“I don’t play games” is a feature series where we have a chat with someone who, obviously, doesn’t play games for a particular reason and then ask them to play something that might change their minds.
As an actor, singer and Australian Sign Language interpreter, Ilana Charnelle admits she has her fingers in a lot of pies and is incredibly passionate about a lot of different things. Video games, however, have never made the list. Today, I am hoping to change that.
“It’s not that I wasn’t interested,” she tells me, “I just never had games [myself]. The only real experience I’ve had with games was my cousin’s old Sega console he gave to us when I was 10 but he only had a couple of games for us to play.” She soon branched out to a GameBoy where she experienced Mario for the first time, and can even sing the theme song, and had a bit of a dabble with The Sims.
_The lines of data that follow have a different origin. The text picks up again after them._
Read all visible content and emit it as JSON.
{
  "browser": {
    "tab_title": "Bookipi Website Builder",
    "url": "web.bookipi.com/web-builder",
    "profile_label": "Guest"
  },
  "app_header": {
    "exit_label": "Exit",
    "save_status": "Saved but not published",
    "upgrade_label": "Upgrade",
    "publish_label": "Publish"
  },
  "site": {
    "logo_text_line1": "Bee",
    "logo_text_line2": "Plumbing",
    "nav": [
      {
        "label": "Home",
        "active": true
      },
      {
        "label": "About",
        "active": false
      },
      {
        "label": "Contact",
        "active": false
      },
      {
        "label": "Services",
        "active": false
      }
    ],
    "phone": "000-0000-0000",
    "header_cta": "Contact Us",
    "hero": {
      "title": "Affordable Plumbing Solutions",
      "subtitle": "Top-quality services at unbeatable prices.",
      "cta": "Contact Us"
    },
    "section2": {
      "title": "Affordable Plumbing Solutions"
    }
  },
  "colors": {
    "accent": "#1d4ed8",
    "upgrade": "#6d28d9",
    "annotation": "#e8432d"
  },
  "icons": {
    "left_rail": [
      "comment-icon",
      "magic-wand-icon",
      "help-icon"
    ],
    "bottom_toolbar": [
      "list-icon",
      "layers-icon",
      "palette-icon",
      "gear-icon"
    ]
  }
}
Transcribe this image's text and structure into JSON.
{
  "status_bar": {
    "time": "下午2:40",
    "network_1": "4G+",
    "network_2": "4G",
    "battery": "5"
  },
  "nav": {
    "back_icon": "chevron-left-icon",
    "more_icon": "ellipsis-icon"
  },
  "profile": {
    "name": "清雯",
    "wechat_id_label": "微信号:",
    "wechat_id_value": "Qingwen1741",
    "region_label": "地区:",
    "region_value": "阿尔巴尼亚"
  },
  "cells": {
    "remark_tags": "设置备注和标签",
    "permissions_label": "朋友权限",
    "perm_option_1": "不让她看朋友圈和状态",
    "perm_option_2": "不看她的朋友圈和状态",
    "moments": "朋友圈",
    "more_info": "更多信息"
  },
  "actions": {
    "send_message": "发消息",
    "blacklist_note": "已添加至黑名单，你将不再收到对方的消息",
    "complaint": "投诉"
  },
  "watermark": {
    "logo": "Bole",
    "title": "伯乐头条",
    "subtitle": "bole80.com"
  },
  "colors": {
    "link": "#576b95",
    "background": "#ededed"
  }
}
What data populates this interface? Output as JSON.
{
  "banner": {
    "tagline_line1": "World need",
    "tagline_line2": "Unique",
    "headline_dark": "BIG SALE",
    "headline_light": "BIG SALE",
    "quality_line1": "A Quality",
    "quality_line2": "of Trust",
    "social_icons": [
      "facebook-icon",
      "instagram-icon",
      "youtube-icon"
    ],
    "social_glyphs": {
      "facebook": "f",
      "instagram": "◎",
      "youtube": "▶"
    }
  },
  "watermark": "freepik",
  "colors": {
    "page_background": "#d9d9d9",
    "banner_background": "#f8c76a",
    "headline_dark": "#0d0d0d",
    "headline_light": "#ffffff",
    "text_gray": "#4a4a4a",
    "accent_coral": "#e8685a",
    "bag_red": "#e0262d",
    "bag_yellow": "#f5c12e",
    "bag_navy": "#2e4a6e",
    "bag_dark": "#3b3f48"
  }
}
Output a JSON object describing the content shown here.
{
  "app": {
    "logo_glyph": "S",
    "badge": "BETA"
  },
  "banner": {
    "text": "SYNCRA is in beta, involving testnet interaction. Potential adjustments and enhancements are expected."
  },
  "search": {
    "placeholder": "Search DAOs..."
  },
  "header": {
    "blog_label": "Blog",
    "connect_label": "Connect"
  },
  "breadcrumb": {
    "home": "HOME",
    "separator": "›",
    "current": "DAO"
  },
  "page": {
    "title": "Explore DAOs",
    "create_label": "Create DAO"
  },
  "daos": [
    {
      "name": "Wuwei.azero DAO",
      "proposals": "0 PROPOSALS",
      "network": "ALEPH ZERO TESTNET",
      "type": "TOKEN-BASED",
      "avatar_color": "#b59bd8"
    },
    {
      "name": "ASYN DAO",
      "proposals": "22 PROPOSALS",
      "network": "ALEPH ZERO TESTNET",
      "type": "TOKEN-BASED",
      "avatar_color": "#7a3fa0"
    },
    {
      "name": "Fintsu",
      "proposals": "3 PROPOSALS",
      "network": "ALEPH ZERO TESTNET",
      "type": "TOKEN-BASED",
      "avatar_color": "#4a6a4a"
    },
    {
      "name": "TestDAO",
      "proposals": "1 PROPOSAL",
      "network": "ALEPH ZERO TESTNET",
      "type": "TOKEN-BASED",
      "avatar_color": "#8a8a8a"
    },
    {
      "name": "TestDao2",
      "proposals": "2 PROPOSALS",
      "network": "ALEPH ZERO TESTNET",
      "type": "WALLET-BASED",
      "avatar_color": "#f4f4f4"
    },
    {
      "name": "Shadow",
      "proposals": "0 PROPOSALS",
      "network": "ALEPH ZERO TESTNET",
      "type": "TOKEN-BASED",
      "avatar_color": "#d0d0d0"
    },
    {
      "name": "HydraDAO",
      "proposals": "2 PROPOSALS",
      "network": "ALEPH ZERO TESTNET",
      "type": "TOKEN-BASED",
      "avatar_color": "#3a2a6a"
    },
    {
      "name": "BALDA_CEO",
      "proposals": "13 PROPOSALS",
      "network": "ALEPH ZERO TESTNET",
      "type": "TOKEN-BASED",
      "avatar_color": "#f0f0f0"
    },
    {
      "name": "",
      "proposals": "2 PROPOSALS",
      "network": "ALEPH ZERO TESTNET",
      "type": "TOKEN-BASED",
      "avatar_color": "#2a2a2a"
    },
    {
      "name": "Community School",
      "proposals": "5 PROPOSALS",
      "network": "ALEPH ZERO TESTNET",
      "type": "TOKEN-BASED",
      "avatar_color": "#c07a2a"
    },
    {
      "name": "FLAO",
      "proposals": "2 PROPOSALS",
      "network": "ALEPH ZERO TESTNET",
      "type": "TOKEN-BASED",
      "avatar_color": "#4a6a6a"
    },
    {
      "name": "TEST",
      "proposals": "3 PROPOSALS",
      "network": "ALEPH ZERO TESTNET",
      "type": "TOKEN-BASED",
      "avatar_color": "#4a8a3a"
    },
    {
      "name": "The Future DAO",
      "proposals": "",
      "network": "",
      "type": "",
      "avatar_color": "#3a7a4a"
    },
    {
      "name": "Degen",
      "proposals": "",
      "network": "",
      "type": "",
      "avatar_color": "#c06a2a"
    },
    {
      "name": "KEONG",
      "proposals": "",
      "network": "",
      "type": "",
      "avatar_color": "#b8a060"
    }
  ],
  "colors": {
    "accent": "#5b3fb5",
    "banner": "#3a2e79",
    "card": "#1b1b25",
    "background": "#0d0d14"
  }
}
Her passion for vintage 1940s fashion inspired her to give 2011’s LA Noire a try, but admits finding running or shooting anyone with any sense of urgency was a little difficult.
And this relates to another part of Ilana’s disinterest in video games: from her perspective they all seem to be about violence and less about storytelling.
“Growing up I always assumed “video games” meant “first-person-shooters,” she says. “You know, they dropped you in a war zone, you killed as many people as you could and that was playing video games.” This viewpoint was further exacerbated by her experience working casually in electronics retail, where a majority of games purchased featured some combination of zombies, guns and explosions, as well as all the children begging their parents to buy Grand Theft Auto.
“There just seems to be this thing where it has got to be all action games,” Ilana says, “and when I hear people talk about video games I don’t hear them talk as much about the narrative; the action always seems to be the big part.”
So, action is a bit of a turn off, running and shooting are a big no-no and a good story is a must. To me, this sounded like a job for a walking simulator, and what better walking simulator than the 2013, BAFTA award winning Gone Home, from developer The Fullbright Company.
With no zombies, guns or even any running, Gone Home focuses on a woman in her early 20s named Katie returning to her family’s new home after a year abroad to find it eerily empty. Instead of immediately calling the police like any sane jet-lagged person would, Katie spends several hours searching the entire house for clues to her family’s whereabouts, and uncovers a tragic and incredibly moving story of two teenage girls in love. One of the finest examples of video games as “interactive fiction”, and perhaps just the thing Ilana needed to add another passion to her list.
But first she’d have to tackle first-person controls…
The separation of directional movement and view rotation led to a lot of strafing instead of turning, a fair amount of floor staring and the occasional instance of bumping into walls, but soon a natural sense of curiosity kicked in and the control woes faded away. Well, they mostly went away, the wall bumps made the occasional re-occurrence. I commented that I’d always love to see a first-person game character wandering around a space, as such incidents would look amusing. The look I received in response was far from amusing…
Having already been informed the story of Gone Home was told through the clues the player digs up, Ilana was initially incredibly thorough in her searching. She was pretty much fully embodying Katie, reading every note and clicking every object she could find.
She was almost too thorough in the beginning, leading her to question why so many of the objects littered about the mansion were interactive. “It always gives me stupid options,” she says, “like ‘rotate tissue box’. I don’t know why I’d want to do that, but I guess it is nice to have the option.” She also had a fascination with picking up all the toilet paper rolls in the bathrooms, I won’t presume as to why…
But once the oddness subsided, it was clear the atmosphere of Gone Home was piquing Ilana’s interest. Every locked door meant a key must be somewhere to be found, driving her forward in her quest for answers. There were many “ohhhhhhs” as pieces of the puzzle fell into place, and I definitely detected the occasional “naww” as Sam’s, Katie’s younger sister, voice over diary described her romantic plight.
Suffice it to say, I think the narrative had made its mark. By the time the credits roll, Ilana had a priceless expression on her face.
Once she’d finished playing, I asked her how she felt now having experienced a story-based game, and she admitted to me that it wasn’t so much the story itself that grabbed her but the way it was told: interactively.
“It was up to me and my actions to unlock more of the story and that was a huge motivator to continue to explore, even if just for little things like picking up pens or a soda can,” she says. The actual participatory aspect of the medium that really engaged her in the story being told, rather than it being presented to her. She went on to say it was a shame that games have been stereotyped to be mainly violent shooters.
“I think there’s maybe a completely different audience never would have thought about playing video games before who would be happy to engage,” she says. “And it was easy. I didn’t need a console, it told me how to navigate the game, it was easy and it was a really fun couple of hours.”
As for how this experience has impacted her, Ilana admits it’s similar to forms of entertainment we all already consume.
“It’s definitely changed my perception as I never saw myself as a ‘gamer’, but something like [Gone Home] for a couple hours is no different from putting on a good movie.”
Perhaps more games will feature in her future? I, for one, look forward to the inevitable cover of the Super Mario theme song on her next album.